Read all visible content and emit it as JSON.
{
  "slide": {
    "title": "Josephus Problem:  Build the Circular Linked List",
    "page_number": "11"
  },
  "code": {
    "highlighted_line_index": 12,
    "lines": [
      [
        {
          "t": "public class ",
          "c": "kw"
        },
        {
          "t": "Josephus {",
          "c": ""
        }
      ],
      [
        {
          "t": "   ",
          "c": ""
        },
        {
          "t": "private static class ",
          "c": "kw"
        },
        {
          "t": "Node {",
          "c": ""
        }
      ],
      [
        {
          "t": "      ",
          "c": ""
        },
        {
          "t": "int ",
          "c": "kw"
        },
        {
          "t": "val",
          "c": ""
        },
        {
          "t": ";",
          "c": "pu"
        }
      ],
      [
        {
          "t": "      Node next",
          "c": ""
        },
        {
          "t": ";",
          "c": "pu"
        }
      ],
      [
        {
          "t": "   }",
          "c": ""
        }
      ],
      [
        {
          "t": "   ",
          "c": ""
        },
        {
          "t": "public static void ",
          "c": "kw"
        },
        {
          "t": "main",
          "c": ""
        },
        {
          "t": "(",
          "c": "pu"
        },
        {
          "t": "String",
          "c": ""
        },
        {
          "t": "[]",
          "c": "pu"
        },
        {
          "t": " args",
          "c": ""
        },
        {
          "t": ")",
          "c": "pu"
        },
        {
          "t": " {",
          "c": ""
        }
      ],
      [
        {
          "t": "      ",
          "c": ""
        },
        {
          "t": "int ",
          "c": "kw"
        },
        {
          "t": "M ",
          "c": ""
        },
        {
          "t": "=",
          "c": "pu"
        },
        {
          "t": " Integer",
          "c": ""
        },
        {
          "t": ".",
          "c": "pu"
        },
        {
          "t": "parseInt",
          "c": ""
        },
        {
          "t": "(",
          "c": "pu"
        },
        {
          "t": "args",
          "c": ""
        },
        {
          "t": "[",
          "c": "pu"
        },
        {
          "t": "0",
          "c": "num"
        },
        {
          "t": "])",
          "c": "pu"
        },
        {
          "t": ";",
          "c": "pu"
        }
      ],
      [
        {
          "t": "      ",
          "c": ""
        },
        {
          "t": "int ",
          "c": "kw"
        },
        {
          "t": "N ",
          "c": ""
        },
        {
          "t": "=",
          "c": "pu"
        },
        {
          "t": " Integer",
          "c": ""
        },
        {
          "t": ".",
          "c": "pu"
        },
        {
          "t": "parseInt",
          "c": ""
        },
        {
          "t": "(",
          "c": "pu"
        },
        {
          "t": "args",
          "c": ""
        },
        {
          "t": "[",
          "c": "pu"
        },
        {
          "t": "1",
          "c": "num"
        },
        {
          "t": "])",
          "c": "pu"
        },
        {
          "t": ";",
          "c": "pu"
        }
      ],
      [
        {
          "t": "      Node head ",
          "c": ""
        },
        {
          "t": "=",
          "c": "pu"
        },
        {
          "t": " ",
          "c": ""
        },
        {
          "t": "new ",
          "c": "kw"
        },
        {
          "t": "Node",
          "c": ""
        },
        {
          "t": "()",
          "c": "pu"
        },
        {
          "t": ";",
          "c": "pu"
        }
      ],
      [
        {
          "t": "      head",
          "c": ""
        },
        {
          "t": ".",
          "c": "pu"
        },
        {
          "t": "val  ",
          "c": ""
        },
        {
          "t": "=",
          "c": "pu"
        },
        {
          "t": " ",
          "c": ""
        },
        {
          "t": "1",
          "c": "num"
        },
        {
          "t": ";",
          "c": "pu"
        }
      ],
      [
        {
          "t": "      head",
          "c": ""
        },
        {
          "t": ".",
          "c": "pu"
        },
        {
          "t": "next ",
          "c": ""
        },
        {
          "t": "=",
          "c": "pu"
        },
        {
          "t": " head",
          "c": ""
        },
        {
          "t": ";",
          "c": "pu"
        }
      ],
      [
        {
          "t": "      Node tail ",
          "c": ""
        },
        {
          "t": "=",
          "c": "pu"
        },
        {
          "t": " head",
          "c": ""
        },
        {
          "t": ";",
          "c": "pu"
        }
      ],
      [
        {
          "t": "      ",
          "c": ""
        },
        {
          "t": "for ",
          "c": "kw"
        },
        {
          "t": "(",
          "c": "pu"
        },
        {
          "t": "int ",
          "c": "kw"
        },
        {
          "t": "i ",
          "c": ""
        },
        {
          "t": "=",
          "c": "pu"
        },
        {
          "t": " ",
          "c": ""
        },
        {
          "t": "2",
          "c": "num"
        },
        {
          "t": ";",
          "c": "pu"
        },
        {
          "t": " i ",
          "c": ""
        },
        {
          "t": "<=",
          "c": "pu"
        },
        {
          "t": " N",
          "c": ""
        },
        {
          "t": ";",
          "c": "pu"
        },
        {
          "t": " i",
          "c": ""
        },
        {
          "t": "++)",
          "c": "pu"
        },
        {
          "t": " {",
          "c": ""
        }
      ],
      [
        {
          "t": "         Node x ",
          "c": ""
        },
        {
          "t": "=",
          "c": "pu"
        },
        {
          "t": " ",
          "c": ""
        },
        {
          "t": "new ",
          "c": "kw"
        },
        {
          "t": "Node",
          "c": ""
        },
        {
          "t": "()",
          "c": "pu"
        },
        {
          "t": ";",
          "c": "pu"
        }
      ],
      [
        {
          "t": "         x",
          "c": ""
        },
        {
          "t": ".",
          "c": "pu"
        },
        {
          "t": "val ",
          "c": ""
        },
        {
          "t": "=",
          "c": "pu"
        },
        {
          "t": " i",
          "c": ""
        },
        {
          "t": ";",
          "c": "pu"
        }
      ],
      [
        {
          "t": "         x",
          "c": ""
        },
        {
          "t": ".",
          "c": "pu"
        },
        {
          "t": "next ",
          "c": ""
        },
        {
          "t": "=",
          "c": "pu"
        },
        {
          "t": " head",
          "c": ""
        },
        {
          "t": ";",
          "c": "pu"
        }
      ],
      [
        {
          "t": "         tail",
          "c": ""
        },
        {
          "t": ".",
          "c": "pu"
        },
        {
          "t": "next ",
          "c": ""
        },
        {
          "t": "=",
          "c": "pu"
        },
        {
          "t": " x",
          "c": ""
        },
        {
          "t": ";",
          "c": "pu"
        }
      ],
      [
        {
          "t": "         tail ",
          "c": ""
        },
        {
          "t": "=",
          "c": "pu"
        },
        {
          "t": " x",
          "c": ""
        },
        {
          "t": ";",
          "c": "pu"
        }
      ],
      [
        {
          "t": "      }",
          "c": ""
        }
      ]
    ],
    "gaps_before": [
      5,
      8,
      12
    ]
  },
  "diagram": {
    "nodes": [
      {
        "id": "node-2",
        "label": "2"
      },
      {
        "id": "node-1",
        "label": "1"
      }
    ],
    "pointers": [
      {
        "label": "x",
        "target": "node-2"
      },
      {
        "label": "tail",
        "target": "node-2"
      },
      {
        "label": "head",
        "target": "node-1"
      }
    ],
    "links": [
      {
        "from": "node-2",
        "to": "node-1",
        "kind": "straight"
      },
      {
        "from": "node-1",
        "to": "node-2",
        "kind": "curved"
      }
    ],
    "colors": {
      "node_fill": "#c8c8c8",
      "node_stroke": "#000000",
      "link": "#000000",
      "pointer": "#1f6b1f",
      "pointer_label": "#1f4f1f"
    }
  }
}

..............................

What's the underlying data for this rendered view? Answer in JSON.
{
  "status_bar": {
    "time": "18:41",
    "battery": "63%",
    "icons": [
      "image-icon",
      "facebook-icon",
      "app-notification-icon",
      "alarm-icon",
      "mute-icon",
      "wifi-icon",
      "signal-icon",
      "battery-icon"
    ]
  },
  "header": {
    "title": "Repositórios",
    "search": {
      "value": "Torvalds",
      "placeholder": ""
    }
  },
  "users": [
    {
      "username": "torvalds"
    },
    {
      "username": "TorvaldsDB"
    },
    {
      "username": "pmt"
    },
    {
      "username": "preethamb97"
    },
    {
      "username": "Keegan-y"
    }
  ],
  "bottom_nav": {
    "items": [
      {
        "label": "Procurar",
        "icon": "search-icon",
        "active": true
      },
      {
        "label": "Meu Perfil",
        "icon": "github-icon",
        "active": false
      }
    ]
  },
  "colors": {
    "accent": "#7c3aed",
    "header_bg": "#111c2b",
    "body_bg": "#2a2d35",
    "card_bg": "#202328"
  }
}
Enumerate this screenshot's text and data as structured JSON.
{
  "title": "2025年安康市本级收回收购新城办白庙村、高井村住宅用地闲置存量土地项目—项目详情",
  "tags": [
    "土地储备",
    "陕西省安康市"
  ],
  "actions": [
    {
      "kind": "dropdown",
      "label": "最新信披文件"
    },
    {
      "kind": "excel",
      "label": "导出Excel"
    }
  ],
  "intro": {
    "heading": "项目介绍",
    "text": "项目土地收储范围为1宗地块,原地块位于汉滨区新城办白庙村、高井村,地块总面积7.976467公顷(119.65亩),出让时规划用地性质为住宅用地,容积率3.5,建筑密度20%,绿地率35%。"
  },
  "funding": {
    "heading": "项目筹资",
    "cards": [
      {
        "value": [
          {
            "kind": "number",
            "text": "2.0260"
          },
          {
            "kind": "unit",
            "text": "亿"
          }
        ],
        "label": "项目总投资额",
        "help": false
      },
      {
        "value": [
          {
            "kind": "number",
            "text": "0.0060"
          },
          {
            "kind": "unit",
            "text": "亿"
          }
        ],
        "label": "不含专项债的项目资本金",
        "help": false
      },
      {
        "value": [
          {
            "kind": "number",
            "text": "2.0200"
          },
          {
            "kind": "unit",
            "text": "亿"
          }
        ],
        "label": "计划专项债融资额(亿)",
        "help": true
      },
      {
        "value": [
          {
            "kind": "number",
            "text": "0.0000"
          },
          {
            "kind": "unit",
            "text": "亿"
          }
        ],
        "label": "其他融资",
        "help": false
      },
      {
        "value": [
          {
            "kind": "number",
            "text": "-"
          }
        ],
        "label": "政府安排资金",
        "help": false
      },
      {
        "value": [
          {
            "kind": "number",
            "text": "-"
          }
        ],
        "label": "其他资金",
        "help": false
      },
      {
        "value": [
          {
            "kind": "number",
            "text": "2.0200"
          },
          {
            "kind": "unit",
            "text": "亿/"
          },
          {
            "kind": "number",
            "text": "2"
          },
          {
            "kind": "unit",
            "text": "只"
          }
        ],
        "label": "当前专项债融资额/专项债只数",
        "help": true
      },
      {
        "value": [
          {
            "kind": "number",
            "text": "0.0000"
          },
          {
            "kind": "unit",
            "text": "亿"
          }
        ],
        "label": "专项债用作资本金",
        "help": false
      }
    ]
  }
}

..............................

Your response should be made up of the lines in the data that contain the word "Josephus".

    "title": "Josephus Problem:  Build the Circular Linked List",
          "t": "Josephus {",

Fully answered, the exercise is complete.